■ **Task item**
Write out each record below exactly, without pictures.

--- Record extracts Enclosed Below ---

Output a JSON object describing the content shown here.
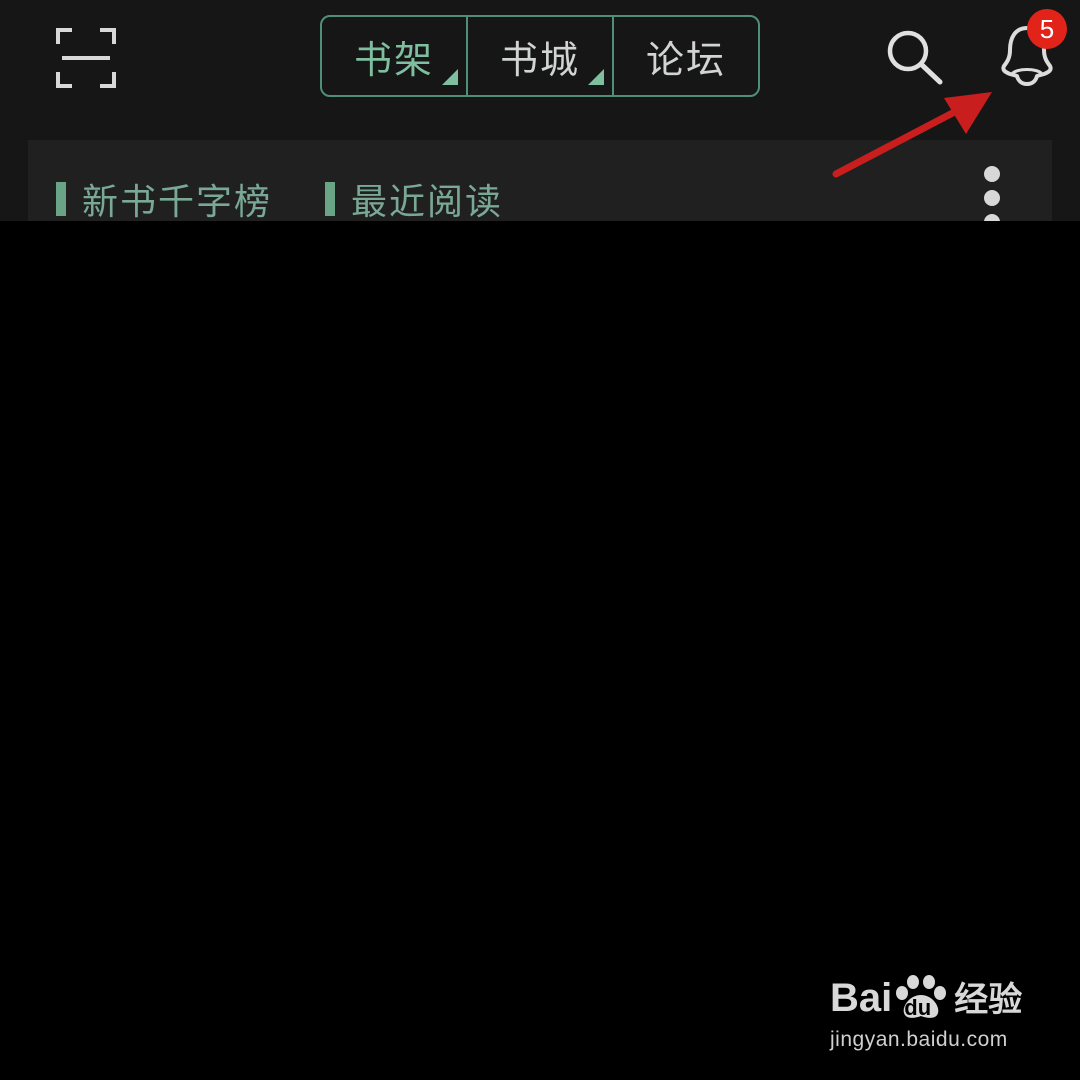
{
  "header": {
    "tabs": [
      {
        "label": "书架",
        "active": true,
        "has_dropdown": true
      },
      {
        "label": "书城",
        "active": false,
        "has_dropdown": true
      },
      {
        "label": "论坛",
        "active": false,
        "has_dropdown": false
      }
    ],
    "left_icon": "scan-icon",
    "right_icons": [
      "search-icon",
      "message-icon"
    ],
    "message_badge": "5"
  },
  "card": {
    "tabs": [
      {
        "label": "新书千字榜"
      },
      {
        "label": "最近阅读"
      }
    ],
    "menu_icon": "more-vertical-icon"
  },
  "annotation": {
    "type": "arrow",
    "color": "#c81e1e"
  },
  "watermark": {
    "logo_text_a": "Bai",
    "logo_text_b": "du",
    "logo_text_c": "经验",
    "url": "jingyan.baidu.com"
  },
  "colors": {
    "background": "#000000",
    "header_bg": "#161616",
    "card_bg": "#202020",
    "accent_green": "#7fbf9f",
    "badge_red": "#e2231a"
  }
}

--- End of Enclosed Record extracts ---

■ **Written solution**
Output a JSON object describing the content shown here.
{
  "header": {
    "tabs": [
      {
        "label": "书架",
        "active": true,
        "has_dropdown": true
      },
      {
        "label": "书城",
        "active": false,
        "has_dropdown": true
      },
      {
        "label": "论坛",
        "active": false,
        "has_dropdown": false
      }
    ],
    "left_icon": "scan-icon",
    "right_icons": [
      "search-icon",
      "message-icon"
    ],
    "message_badge": "5"
  },
  "card": {
    "tabs": [
      {
        "label": "新书千字榜"
      },
      {
        "label": "最近阅读"
      }
    ],
    "menu_icon": "more-vertical-icon"
  },
  "annotation": {
    "type": "arrow",
    "color": "#c81e1e"
  },
  "watermark": {
    "logo_text_a": "Bai",
    "logo_text_b": "du",
    "logo_text_c": "经验",
    "url": "jingyan.baidu.com"
  },
  "colors": {
    "background": "#000000",
    "header_bg": "#161616",
    "card_bg": "#202020",
    "accent_green": "#7fbf9f",
    "badge_red": "#e2231a"
  }
}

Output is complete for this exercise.